On Saturday October 10, 2015, I had the privilege to travel to Washington, DC with a busload of twenty-seven people to commensurate the 20 year anniversary of the Million Man March. The after-school program, which I am the Program Director, Young Scholars in Service @ Connexions: A Community Arts Based School in West Baltimore sponsored the excursion. Like a million plus men twenty years ago, I attended the original march. And I have repeatedly stated that the Million Man March in 1995 influenced me to become an educator and serve my community in a greater capacity. But my excitement to attend this march this time wasn’t for personal gain or gratification, rather, I wanted to see how the march would impact the lives of the young people who would be in attendance with us.
The youth who traveled with us were awaken as early as 5am in the morning, to arrive at our bus departure location in West Baltimore to begin traveling to DC at 6:15am. We wanted to arrive as early as possible to avoid traffic and to also position ourselves close to the stage. As we boarded the bus, I was trying to gauge the temperature of our youth. Were they excited? Were they nervous? Were they still sleepy? What’s the mood of our young people?

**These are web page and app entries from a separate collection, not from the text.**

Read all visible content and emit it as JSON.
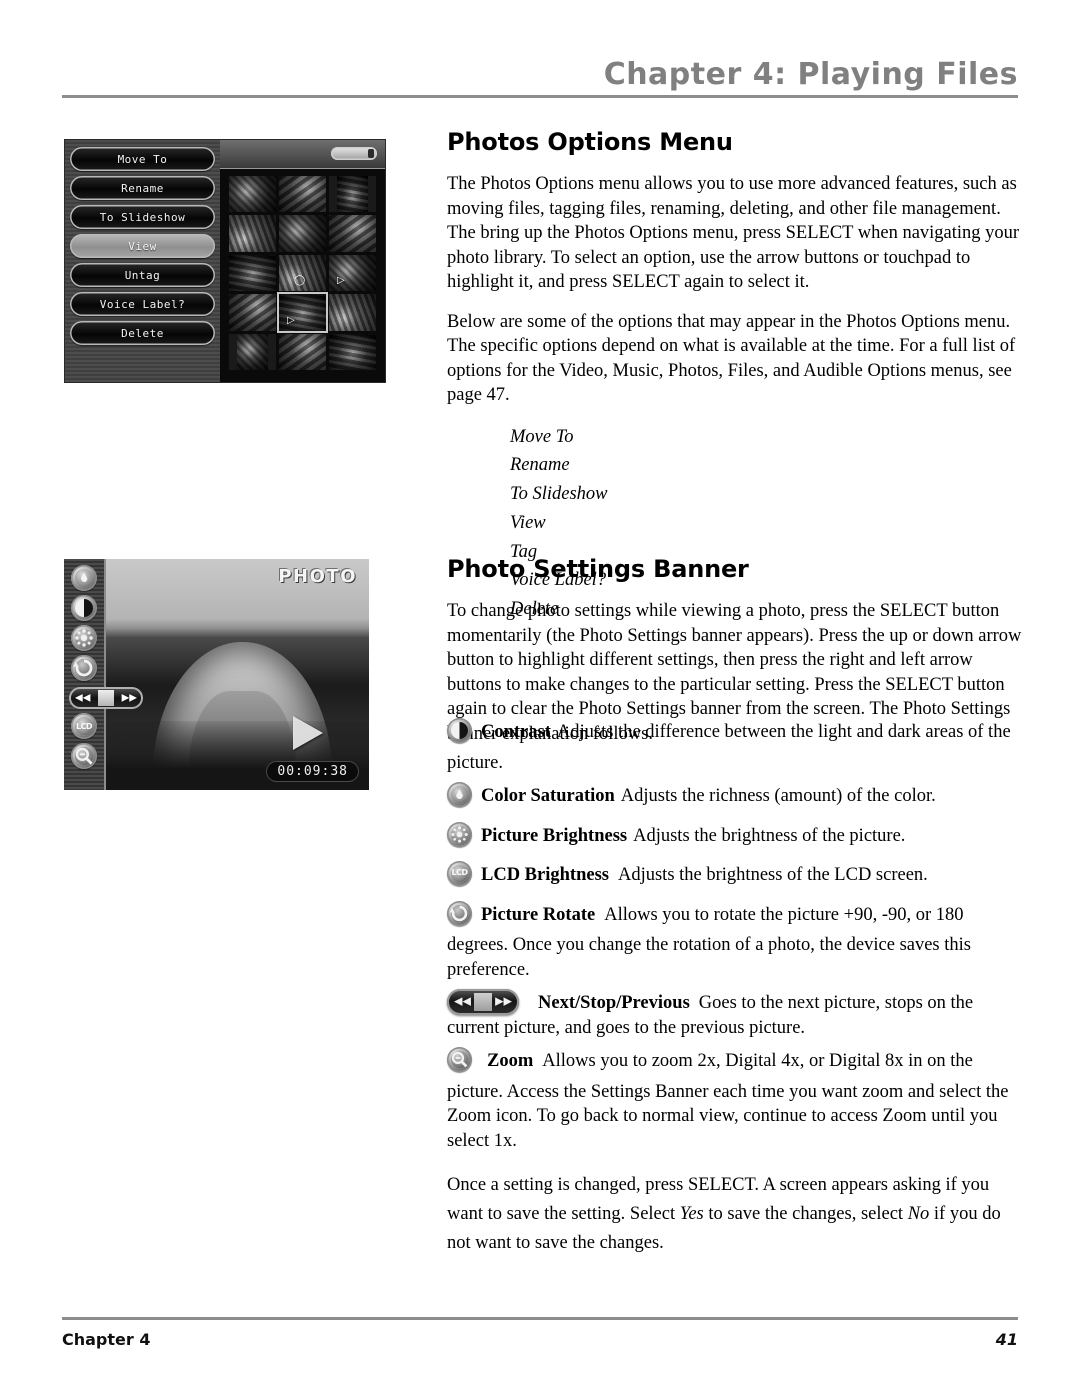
{
  "header": {
    "title": "Chapter 4: Playing Files"
  },
  "footer": {
    "chapter": "Chapter 4",
    "page_number": "41"
  },
  "section1": {
    "title": "Photos Options Menu",
    "paragraphs": [
      "The Photos Options menu allows you to use more advanced features, such as moving files, tagging files, renaming, deleting, and other file management. The bring up the Photos Options menu, press SELECT when navigating your photo library. To select an option, use the arrow buttons or touchpad to highlight it, and press SELECT again to select it.",
      "Below are some of the options that may appear in the Photos Options menu.  The specific options depend on what is available at the time. For a full list of options for the Video, Music, Photos, Files, and Audible Options menus, see page 47."
    ],
    "options": [
      "Move To",
      "Rename",
      "To Slideshow",
      "View",
      "Tag",
      "Voice Label?",
      "Delete"
    ]
  },
  "section2": {
    "title": "Photo Settings Banner",
    "paragraph": "To change photo settings while viewing a photo, press the SELECT button momentarily (the Photo Settings banner appears). Press the up or down arrow button to highlight different settings, then press the right and left arrow buttons to make changes to the particular setting. Press the SELECT button again to clear the Photo Settings banner from the screen. The Photo Settings banner explanation follows.",
    "definitions": [
      {
        "icon": "contrast-knob-icon",
        "term": "Contrast",
        "description": "Adjusts the difference between the light and dark areas of the picture."
      },
      {
        "icon": "color-saturation-knob-icon",
        "term": "Color Saturation",
        "description": "Adjusts the richness (amount) of the color."
      },
      {
        "icon": "picture-brightness-knob-icon",
        "term": "Picture Brightness",
        "description": "Adjusts the brightness of the picture."
      },
      {
        "icon": "lcd-brightness-knob-icon",
        "term": "LCD Brightness",
        "description": "Adjusts the brightness of the LCD screen."
      },
      {
        "icon": "picture-rotate-knob-icon",
        "term": "Picture Rotate",
        "description": "Allows you to rotate the picture +90, -90, or 180 degrees. Once you change the rotation of a photo, the device saves this preference."
      },
      {
        "icon": "next-stop-previous-pill-icon",
        "term": "Next/Stop/Previous",
        "description": "Goes to the next picture, stops on the current picture, and goes to the previous picture."
      },
      {
        "icon": "zoom-knob-icon",
        "term": "Zoom",
        "description": "Allows you to zoom 2x, Digital 4x, or Digital 8x in on the picture. Access the Settings Banner each time you want zoom and select the Zoom icon. To go back to normal view, continue to access Zoom until you select 1x."
      }
    ],
    "closing_paragraph_parts": {
      "a": "Once a setting is changed, press SELECT. A screen appears asking if you want to save the setting. Select ",
      "yes": "Yes",
      "b": " to save the changes, select ",
      "no": "No",
      "c": " if you do not want to save the changes."
    }
  },
  "figure_options_menu": {
    "menu_buttons": [
      {
        "label": "Move To",
        "selected": false
      },
      {
        "label": "Rename",
        "selected": false
      },
      {
        "label": "To Slideshow",
        "selected": false
      },
      {
        "label": "View",
        "selected": true
      },
      {
        "label": "Untag",
        "selected": false
      },
      {
        "label": "Voice Label?",
        "selected": false
      },
      {
        "label": "Delete",
        "selected": false
      }
    ],
    "thumbnail_grid": {
      "columns": 3,
      "rows": 5,
      "selected_index": 10
    }
  },
  "figure_settings_banner": {
    "mode_label": "PHOTO",
    "timecode": "00:09:38",
    "banner_icons": [
      "color-saturation-knob-icon",
      "contrast-knob-icon",
      "picture-brightness-knob-icon",
      "picture-rotate-knob-icon",
      "next-stop-previous-pill-icon",
      "lcd-brightness-knob-icon",
      "zoom-knob-icon"
    ]
  },
  "colors": {
    "header_gray": "#808080",
    "rule_gray": "#8d8d8d",
    "text_black": "#000000"
  }
}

Our children were prepped for the trip to Washington, DC in advance. We had several people, myself included, speak to students to get them excited about attending 10-10-15. But unlike the first march when Minister Louis Farrakhan himself traveled from every major city to every other major city to galvanize the people support with one consistent message from his voice, this time many spoke and the message was not as consistent. So the expectation of the day’s event was not thoroughly understood and left for interpretation.
Nevertheless, we went to the march and became part of a historical moment. We peacefully stood in solidarity with hundreds of thousands of people. Side by side stood men, women, and children as attentive as soldiers. And we listened to speaker after speaker. Personally, I was inspired and motivated by all who spoke, to return home to continue to do the work necessary to improve the conditions in the community I live and serve in. However, as I stated earlier, this moment wasn’t about me. Instead, this was more about our youth. So when we returned to Baltimore, I asked our young people in tow to share with me their feelings and thoughts in writing, about their experience. I collected papers yesterday and today I’d like to share with you words from the mouth of a child:
“Saturday I went to the Million Man March. I mainly went there because I heard celebrities would be there and there would be free food. My peers told me that it would be a historic march and we would be part of history. I had a few doubts, thinking if stuff hasn’t changed for a long while then this march wouldn’t change things. However, I tried to hold judgment, hoping that maybe, just maybe this march would actually change things for the better. So I went to the march Saturday with some other students. We got to DC and listened to the speakers at the march. The speakers talked about the many issues facing black people and Native American and Latinos. They talked about MANY injustices that have happened against black people, some of which I didn’t even know about. I stood and listened to them speak. None of their words stuck with me and I just became bored. After the whole speech, I was overall disappointed. In my opinion, they just repeated many of the things they have said throughout the many months and years. Look, I understand African-Americans have gone through h### and back to get where they are today. I understand that they have been horribly mistreated. But nowadays when I hear people on TV speaking about the mistreatment of black people I really don’t pay it much attention. I feel like all they do is talk about issue after issue without talking about a solid, strategic solution to solve the problem. That’s what it felt like Saturday at the march. They talked about issues, they talked about how people have succeeded doing this and that, but never did the present a solid plan on how to make things better.
They talked about how black people need to join together, stop hating on each other and be at peace with each other. So let’s say black people really do join up in unity, then what? Are they going to protest? Join together for another speech? What is the plan? I’ve seen people protest and making speeches, but where does that get us? I understand it is meant as a way to be seen and heard by all, but I feel like they resort to protesting and speeches instead of coming up with a real plan that targets the people who can really make change in this country. I’m talking about a plan that brings change through a strategic nonviolent way. I’m sick of seeing all this protest and not seeing any significant results. I feel like there is a way for black people to get what they want. There is always a way to get what you want, you just have to sit down and really think of the best way to do it. Until that really happens we will be stuck in the current state we are in. I don’t believe the issues facing black people will ever end in the world we live in, it just doesn’t seem possible. However, I believe there are measures we can take to temporarily solve our current problems until the next problem arises. I don’t know all the fact about the race problem in our county and I’m sure I’m missing a bit of stuff, but this is just how I see things through my eyes.”